Osteoporosis Facts

As we age, our bodies break down old bone tissue and form new bone tissue to replace it. But for those who suffer from osteoporosis, the bone tissue either forms too slowly or breaks down too quickly causing bones to become thin, fragile and prone to fracture.

Fortunately, there have been incredible advances over the past years in the treatment and our knowledge of osteoporosis.

6 Important Facts About Osteoporosis

So, whether you have the condition, know of someone who has it, or want to learn the best strategies to avoid it, you should know the following six things about osteoporosis.

1. Prevention Starts Early

Even though the signs of osteoporosis usually occur in ages 65 and older, its underlying causes can stretch back to childhood.

We form about 90 percent of our bone mass before we turn age 20. Therefore, the less we form the more likely we are to develop osteoporosis later on. Our genes play a role in this process, but environmental factors also have an impact – which means that everyone can take steps to prevent osteoporosis.

2. Calcium Is Bone’s Best Friend

Calcium helps us form and maintain healthy bones. Foods, such as milk and yogurt, are calcium-rich and important to consume, especially during childhood.

But getting enough calcium is just the first step to preventing osteoporosis.

3. Osteoporosis Can Be Prevented

In addition to calcium intake, other prevention strategies include avoiding excessive alcohol and tobacco use — which can weaken bones — and doing weight-bearing exercises such as aerobics or weight training.

Much like muscles, bones grow stronger in response to resistance, so doing weight-bearing exercises for at least 30 minutes three times a week can help prevent bone loss.

4. Osteoporosis Can Go Undetected for Years

Besides prevention, early diagnosis is best to help people with osteoporosis limit bone loss by starting treatment as soon as possible.
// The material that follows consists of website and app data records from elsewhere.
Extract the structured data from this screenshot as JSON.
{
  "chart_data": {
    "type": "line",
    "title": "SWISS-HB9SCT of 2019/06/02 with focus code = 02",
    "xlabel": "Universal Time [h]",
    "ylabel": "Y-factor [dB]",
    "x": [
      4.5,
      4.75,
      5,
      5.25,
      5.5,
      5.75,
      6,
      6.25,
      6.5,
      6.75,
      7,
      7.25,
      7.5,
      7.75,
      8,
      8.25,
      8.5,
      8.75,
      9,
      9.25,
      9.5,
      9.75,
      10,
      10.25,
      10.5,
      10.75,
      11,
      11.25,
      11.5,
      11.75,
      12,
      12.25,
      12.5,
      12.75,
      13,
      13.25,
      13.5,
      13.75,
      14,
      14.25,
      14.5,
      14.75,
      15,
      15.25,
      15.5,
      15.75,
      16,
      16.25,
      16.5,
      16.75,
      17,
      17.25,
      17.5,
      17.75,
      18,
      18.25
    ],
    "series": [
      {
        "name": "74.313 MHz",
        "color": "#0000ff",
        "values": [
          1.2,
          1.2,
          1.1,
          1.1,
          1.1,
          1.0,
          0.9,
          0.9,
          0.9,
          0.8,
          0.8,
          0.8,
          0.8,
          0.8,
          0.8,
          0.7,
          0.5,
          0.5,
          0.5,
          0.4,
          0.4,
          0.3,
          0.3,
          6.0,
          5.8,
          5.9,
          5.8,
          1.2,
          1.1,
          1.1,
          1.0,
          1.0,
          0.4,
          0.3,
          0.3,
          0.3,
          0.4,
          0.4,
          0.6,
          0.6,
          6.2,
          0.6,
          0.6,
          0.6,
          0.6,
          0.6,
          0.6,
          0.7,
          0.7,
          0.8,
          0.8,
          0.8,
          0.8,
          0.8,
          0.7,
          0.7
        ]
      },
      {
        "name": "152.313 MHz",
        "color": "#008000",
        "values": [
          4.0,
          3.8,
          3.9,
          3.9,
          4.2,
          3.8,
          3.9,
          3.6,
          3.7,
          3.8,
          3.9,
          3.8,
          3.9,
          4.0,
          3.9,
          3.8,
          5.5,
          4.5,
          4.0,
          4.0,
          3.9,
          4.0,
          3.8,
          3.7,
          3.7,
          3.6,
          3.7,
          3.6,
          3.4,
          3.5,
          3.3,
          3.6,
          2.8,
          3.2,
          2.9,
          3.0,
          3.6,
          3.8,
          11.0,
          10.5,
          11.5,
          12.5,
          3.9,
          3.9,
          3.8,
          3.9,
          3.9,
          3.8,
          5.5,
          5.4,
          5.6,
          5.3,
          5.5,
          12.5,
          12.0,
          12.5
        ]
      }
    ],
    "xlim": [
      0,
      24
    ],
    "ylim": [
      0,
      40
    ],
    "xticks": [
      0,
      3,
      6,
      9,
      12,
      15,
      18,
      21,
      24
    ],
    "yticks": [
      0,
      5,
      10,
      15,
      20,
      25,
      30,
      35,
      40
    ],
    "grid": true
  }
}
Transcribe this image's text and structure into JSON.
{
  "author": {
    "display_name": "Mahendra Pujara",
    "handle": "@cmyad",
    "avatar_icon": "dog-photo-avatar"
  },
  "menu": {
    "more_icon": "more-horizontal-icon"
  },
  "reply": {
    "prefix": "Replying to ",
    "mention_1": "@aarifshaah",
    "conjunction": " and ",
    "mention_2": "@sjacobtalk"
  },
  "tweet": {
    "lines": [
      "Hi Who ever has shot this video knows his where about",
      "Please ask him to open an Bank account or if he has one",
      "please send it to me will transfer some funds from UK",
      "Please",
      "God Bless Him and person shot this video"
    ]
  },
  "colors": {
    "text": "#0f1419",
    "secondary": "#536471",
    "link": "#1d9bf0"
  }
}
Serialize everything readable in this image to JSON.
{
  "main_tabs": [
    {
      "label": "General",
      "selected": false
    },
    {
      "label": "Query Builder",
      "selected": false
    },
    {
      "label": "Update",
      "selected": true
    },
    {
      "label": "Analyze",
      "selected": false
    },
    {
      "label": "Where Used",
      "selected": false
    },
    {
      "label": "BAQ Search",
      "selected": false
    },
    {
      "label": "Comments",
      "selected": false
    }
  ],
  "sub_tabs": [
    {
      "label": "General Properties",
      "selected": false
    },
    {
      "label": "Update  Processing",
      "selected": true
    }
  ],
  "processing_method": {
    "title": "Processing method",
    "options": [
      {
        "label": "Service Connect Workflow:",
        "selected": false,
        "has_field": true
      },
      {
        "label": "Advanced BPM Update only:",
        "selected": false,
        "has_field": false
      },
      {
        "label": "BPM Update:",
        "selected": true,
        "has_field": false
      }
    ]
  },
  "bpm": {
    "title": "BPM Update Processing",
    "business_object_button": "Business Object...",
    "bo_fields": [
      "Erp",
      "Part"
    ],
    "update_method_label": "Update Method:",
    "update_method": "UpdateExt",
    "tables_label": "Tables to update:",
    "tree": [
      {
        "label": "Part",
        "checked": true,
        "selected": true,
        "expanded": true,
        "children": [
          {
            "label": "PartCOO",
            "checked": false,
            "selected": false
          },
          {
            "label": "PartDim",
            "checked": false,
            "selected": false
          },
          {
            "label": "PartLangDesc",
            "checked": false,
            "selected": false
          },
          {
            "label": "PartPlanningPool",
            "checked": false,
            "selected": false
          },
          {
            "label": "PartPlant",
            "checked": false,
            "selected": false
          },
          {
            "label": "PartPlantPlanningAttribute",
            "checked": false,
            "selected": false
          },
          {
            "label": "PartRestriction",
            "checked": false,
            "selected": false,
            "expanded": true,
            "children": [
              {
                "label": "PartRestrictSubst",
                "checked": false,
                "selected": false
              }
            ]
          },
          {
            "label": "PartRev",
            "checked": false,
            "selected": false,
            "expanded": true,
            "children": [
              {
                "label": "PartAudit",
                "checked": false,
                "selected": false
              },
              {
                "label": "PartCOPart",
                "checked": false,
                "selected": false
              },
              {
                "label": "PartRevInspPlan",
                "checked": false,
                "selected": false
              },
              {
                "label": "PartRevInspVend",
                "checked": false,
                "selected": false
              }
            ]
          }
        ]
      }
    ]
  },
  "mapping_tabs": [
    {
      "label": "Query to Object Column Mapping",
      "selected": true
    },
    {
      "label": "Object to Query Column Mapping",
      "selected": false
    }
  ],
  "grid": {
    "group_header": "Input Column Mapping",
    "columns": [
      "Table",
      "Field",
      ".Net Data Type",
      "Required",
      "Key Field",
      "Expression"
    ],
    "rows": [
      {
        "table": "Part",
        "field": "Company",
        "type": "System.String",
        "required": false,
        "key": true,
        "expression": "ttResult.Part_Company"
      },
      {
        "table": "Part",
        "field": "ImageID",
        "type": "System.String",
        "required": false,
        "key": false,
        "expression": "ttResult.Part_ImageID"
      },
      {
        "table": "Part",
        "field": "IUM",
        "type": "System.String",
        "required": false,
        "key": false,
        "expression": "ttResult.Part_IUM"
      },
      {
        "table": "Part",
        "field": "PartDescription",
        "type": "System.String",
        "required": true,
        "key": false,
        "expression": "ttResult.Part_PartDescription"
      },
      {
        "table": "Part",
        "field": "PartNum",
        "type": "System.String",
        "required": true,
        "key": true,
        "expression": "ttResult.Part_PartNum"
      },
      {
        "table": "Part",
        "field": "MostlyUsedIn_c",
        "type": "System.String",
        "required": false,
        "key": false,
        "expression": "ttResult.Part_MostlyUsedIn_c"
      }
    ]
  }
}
But it requires awareness, because many people with the disease don’t experience symptoms in its early stages. Therefore, regular bone density scans are often recommended for women older than age 65 because their lighter, thinner bones and decreased estrogen levels make them more likely to develop the disease.

Testing your bone density, which tests how strong your bones are, is the only way to absolutely know if you have osteoporosis. One of the most common bone density tests is called dual energy X-ray absorptiometry (DXA or DEXA). The Orthopedic Clinic offers on-site DEXA scanning.

A DEXA scan takes just 10 to 20 minutes and is painless. The results of your scan provide a T-score: where the lower your score, the weaker your bones are.

5. Low Bone Density Doesn’t Always Mean Osteoporosis

If a scan uncovers low bone density, you don’t necessarily have osteoporosis. When bone density is lower than average, but not low enough to qualify as osteoporosis, it’s called osteopenia.

While people with osteopenia have an increased risk of developing osteoporosis, they are likely to follow a more conservative treatment plan that does not include medication.

6. Osteoporosis Can’t Be Cured, but Can Be Treated Effectively

There are medications that can safely and effectively slow bone loss and prevent fractures.

Additionally, the same tactics that may prevent osteoporosis — such as weight-bearing exercise, proper calcium intake and not smoking — can also delay the effects of osteoporosis.

Request an Appointment at The Orthopedic Clinic Today

At The Orthopedic Clinic, we want you to live your life in full motion. If you think osteoporosis is affecting your health, let us help you. We’ll tailor a treatment plan that’s best for your lifestyle and get you back to doing the things you love.

Call us at (386) 255-4596 to schedule an appointment.

Comments